- Some Speakers mail, but only a segment of their list. Often the worst performing segment.
- Some Speakers will only do a newsletter mention and social media. This is more of a thing with bigger influencers who love to be featured on summits, but will not promote them, even if they grew their audience through virtual summits themselves. Newsletter mentions hardly get any clicks or optins.
- Bigger lists tend to have lower conversion rates. This is also a thing. Bigger lists may not have been scrubbed, so they may be bloated with dead emails. They might be filled with Russian bot emails from being list-bombed, which lowers deliverability. The list may be fatigued from so many promotions.
In my cost-benefit analysis of the risk versus reward of producing a summit, I’ve learned that in order for a virtual summit to be worth the time, energy, and resources for us to produce, we need each Speaker to confidently attract 50 registrants who are genuinely interested in the topic.
So what does this look like? If a Speaker has an email list of 1000 engaged subscribers, 50 optins should be ease-fully achieved in 2 solo emails. I’ve also had a number of summit Speakers who had great wisdom to share, but no lists whatsoever, who were able to attract 50-100 attendees just by posting the event into different Facebook groups. Promotion is not required, it is a gift that we receive with gratitude, only if the Speaker feels a full-body ecstatic yes.

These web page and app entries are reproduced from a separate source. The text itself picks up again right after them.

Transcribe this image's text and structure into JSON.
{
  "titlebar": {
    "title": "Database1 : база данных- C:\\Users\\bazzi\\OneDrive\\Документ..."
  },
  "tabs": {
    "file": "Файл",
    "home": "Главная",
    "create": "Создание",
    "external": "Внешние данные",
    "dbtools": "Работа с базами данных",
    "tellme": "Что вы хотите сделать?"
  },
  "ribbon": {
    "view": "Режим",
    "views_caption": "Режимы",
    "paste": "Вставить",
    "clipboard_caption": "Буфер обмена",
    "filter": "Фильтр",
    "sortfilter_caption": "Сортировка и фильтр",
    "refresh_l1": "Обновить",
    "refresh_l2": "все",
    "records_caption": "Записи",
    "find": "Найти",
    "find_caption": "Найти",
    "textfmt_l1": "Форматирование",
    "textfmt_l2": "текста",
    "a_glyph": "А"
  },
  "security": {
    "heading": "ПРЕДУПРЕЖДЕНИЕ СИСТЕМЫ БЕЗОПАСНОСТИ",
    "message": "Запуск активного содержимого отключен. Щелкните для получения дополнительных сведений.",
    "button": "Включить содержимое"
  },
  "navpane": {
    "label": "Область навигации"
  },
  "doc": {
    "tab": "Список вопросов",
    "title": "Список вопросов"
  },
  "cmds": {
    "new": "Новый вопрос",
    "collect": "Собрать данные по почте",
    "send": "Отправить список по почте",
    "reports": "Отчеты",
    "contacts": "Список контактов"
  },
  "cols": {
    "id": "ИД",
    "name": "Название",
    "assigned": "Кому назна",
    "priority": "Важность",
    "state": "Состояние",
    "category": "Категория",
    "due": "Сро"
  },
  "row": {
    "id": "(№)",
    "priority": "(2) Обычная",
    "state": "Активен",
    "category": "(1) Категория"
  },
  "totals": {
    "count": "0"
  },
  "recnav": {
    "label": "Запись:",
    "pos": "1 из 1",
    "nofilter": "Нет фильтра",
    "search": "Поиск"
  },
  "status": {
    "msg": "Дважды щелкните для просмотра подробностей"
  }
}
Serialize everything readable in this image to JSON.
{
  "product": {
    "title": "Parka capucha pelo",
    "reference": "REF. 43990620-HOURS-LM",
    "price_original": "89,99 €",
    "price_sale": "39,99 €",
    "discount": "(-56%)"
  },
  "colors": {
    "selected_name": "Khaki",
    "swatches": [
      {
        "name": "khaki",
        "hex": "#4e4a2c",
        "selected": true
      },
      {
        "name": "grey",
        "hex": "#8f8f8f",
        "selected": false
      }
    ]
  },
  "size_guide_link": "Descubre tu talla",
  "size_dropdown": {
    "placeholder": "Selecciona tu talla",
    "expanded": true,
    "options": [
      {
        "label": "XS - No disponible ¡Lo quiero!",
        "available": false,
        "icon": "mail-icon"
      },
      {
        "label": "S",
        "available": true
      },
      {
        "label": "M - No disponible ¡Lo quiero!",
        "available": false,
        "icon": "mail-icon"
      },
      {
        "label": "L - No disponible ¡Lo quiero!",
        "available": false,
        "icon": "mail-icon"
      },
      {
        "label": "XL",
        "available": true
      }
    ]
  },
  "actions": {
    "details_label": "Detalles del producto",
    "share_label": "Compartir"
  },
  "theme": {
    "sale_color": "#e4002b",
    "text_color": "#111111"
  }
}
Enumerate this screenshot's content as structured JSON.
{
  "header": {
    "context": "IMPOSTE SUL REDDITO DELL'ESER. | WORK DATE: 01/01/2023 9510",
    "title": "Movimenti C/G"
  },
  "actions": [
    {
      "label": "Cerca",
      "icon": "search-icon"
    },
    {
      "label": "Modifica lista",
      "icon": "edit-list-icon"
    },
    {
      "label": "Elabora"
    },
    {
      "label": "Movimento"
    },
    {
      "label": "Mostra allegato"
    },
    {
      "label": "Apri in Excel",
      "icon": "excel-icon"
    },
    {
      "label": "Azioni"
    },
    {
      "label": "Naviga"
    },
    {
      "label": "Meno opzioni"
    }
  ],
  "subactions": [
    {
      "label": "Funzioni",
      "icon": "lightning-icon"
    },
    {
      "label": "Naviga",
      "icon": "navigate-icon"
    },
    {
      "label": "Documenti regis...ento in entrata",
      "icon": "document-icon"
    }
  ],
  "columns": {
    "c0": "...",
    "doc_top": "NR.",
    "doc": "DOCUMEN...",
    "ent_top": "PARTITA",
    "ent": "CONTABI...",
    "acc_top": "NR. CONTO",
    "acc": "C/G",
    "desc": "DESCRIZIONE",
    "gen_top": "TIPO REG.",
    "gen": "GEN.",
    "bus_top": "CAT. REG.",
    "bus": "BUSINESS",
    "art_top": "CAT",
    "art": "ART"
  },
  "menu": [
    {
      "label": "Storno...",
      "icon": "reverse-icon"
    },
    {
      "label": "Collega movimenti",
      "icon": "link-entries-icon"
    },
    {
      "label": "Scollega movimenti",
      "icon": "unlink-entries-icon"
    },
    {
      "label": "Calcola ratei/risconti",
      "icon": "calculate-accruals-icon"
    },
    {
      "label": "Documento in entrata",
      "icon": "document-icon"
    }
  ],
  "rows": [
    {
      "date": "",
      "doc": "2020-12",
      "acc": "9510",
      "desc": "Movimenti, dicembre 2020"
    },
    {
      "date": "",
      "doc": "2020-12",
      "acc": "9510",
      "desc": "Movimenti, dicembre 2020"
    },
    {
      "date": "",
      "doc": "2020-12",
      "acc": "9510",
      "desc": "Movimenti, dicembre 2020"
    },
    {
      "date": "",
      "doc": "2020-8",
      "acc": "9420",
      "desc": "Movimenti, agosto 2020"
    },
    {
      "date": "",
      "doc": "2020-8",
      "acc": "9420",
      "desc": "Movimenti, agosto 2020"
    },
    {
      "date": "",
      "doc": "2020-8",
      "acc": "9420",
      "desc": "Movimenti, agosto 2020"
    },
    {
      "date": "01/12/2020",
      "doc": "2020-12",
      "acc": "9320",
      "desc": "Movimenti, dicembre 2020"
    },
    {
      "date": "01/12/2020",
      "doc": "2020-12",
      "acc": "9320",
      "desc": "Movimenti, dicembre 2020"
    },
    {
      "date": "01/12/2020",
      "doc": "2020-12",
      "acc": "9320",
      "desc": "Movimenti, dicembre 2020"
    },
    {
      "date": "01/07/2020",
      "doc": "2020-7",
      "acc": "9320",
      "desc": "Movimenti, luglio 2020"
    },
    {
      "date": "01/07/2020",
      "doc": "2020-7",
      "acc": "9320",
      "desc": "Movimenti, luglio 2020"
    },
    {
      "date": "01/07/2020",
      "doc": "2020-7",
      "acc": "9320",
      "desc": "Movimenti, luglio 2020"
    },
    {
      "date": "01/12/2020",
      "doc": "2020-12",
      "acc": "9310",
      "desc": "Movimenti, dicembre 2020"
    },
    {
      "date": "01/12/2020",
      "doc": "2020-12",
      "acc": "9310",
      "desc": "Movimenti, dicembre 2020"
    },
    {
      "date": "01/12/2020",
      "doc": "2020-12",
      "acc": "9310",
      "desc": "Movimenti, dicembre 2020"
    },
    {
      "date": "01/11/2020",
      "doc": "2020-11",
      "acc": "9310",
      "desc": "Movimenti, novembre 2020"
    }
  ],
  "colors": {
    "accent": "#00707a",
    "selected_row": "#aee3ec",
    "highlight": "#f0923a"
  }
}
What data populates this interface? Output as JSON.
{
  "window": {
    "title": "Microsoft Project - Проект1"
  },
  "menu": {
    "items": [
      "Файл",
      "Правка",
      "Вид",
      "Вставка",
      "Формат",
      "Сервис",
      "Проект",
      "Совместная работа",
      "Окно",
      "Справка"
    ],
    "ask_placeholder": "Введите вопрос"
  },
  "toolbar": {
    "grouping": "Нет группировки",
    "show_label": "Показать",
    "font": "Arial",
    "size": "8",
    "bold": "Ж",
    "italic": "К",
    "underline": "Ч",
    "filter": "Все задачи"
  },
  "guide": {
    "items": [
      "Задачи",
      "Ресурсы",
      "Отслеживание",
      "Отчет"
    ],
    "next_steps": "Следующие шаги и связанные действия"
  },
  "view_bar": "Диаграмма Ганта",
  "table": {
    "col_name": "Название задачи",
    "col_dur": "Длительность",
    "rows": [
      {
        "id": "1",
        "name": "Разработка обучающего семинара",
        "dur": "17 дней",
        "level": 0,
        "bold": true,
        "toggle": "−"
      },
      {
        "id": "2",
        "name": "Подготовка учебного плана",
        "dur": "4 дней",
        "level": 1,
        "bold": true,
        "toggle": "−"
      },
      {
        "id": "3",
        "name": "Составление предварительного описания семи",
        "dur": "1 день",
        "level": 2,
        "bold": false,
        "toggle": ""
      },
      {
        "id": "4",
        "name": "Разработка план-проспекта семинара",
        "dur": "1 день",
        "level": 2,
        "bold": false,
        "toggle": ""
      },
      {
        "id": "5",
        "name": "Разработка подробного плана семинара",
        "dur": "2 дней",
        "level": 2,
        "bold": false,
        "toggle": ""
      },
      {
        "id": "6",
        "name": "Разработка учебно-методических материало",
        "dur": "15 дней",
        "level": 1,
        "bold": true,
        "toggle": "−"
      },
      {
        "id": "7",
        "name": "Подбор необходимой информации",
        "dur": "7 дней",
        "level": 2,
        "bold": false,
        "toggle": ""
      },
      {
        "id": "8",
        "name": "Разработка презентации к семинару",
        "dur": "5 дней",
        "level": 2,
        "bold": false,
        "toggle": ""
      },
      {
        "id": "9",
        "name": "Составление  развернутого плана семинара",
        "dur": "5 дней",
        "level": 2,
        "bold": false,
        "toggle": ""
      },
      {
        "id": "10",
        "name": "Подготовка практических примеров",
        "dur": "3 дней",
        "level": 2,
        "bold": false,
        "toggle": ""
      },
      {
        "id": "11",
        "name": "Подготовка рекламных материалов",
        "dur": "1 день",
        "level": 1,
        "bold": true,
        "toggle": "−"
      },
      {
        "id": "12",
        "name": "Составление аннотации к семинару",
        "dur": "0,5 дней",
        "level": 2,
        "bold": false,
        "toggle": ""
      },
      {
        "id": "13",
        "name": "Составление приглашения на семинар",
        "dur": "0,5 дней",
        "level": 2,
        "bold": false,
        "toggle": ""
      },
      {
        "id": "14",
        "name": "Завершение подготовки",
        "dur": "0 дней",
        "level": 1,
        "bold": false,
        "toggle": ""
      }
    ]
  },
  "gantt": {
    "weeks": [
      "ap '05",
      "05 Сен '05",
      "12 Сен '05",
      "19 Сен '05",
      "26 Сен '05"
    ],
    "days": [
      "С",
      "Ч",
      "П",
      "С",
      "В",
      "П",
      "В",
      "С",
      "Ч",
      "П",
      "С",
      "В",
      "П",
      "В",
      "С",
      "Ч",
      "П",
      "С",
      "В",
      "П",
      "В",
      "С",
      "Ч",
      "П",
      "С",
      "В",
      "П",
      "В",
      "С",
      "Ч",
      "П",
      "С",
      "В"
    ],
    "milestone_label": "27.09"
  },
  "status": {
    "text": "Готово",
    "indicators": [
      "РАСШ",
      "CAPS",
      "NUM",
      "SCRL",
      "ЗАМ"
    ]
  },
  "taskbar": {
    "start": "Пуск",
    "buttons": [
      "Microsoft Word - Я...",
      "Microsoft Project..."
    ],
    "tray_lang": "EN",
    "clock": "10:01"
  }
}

Everyone starts from the same foundation – an interview that airs to the public for 48 hours, with their free gift link on the page. Any additional exposure or rewards are benefits that are unlocked based on Speaker’s promotional efforts.
6. Put Some Skin in the Game With Paid Advertising
One way to remove any kind of anxiety or pressure around list sizes and promotion for you and your Speakers is to allocate marketing budget to Facebook ads. Of heard of some virtual summit hosts being so ballsy as to assure their Speakers that no promotion is needed at all, because they would full the event using paid traffic.
While I do see this as a powerful strategy, not just for driving traffic and event registrations, but also for building trust with your Speakers that you are serious about your summit, most summit hosts do not have the capacity to play this card.
Because running profitable Facebook ads is a learned skill set, that can easily take 6-12 months of learning, implementation, and testing. I’m a seasoned Internet marketer, and I can say that learning Facebook ads wasn’t easy, straightforward, or cheap. I’m far from being a master at it, and with my mental bandwidth maxed out running a virtual summit launch, I can barely get a campaign going in time to drive the leads I want for a satisfying cost per sale. It was also pretty expensive, and the cost of Facebook traffic keeps increasing.
However, if you are accomplished at running paid advertising campaigns, definitely do it!
7. Ignite a Movement & Co-Create an Awakened Community
One of the beautiful things that can happen is the co-creation of a movement and even an entire economy around these partnerships, so that all ships rise with the tide. One of the most inspiring expressions of this kind of culture-shifting community is The Shift Network, which hosts dozens of summits each year in a variety of spiritual niches, along with transformational program launches, featuring a diverse faculty of teachers.
Another amazing example is Ocean Robbin’s Food Revolution Summit, which has been a powerful force in educating the public about the benefits of maintaining an organic, plant-based diet, plus some of major global concerns about the widespread use of pesticides, declining food security, and impact of climate change. The quality of information is compelling and value-packed, and the whole production is highly professional.
Virtual summits can be lucrative endeavors for both summit Speakers and summit Hosts, but in my opinion, the real power of virtual summits is their ability to provide value to an large audience in one burst, raising awareness, transforming lives, and shifting culture, through the power of many voices, and many perspectives. That, to me, is priceless.